Published in the Iranian Journal of Pharmaceutical Research, the phase I randomized, double-blind, placebo-controlled study aimed to evaluate the safety profile and efficacy of a cannabis-based sublingual spray, CBDEX10 (containing 100 µg cannabidiol and 10 µg Δ9-tetrahydrocannabinol per puff; CBD/Δ9-THC 10:1) (1).
The study tracked 50 diabetic patients over an eight-week treatment period to assess the efficacy of the twice daily administered supplementary therapy in controlling the glycemic state and lipid profile of the patients (1). It noted prior research on cannabis use and insulin levels and body mass index in the rationale behind using a combination of tetrahydrocannabinol (THC) and cannabidiol (CBD) in conjunction with the main anti-diabetic medication (1).

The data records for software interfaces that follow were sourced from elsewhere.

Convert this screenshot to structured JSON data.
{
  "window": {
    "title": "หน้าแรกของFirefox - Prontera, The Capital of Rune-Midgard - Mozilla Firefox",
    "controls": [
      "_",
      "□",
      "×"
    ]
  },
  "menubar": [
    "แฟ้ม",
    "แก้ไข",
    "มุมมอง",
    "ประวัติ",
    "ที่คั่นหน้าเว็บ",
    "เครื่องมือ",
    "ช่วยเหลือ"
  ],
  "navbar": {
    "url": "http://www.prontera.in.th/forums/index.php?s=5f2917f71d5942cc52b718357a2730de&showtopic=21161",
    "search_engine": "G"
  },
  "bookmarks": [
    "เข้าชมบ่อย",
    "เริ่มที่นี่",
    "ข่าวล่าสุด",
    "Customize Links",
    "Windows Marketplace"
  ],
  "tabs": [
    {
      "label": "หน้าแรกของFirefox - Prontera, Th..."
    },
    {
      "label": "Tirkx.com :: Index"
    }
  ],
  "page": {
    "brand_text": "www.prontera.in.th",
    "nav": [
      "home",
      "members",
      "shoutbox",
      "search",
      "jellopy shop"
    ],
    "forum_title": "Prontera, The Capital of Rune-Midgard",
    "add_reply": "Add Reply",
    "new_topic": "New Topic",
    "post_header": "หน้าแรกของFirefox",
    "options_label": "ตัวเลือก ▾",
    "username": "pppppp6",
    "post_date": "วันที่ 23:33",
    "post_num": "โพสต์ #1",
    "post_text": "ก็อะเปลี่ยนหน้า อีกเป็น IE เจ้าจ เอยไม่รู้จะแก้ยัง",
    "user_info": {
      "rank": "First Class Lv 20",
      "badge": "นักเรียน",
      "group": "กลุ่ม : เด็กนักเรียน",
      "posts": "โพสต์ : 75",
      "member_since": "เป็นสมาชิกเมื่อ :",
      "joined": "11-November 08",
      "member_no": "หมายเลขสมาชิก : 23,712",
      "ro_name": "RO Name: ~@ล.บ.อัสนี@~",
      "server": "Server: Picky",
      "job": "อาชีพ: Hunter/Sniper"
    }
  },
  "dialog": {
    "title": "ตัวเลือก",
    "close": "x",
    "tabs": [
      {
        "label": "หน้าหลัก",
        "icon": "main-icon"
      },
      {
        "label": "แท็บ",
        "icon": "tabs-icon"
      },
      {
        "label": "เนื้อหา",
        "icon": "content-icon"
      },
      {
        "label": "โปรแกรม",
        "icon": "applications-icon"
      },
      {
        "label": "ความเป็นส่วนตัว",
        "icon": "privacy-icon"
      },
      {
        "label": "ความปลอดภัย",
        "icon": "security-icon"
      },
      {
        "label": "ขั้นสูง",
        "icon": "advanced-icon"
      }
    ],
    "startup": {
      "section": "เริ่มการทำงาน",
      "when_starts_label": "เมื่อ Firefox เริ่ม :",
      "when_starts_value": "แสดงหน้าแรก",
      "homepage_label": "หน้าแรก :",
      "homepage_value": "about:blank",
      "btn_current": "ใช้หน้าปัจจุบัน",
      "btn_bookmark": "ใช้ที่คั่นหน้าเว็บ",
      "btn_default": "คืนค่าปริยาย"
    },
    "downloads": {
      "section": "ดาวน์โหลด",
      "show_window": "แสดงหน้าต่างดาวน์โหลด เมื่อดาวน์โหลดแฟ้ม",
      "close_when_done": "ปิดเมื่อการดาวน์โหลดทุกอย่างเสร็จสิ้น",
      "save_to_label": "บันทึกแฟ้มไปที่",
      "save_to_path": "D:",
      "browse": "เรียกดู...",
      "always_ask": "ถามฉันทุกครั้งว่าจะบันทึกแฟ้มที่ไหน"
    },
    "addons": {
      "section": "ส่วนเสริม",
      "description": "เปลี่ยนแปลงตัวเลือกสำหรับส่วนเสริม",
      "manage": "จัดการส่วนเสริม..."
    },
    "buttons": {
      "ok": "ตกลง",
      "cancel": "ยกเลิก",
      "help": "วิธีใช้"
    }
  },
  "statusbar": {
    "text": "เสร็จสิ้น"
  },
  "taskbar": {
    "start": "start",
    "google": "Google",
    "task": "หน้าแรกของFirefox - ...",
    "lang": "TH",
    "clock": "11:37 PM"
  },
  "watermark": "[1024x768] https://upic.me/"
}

“In the present study, we demonstrated that sublingual administration of the CBDEX1 sublingual spray, two puffs twice daily through an eight-week treatment period, could effectively improve the patient's lipid profile and glucose tolerance. Moreover, the mentioned regimen could also improve insulin sensitivity,” the study concluded, noting a statistically significant decline in total cholesterol in the supplement group by the end of the study (1). “Overall, CBDEX1 sublingual spray could be a new therapeutic agent for lipid and glycemic control in diabetic patients.”
There were no statistically significant differences regarding demographics or adverse effects between the supplement and placebo groups (1).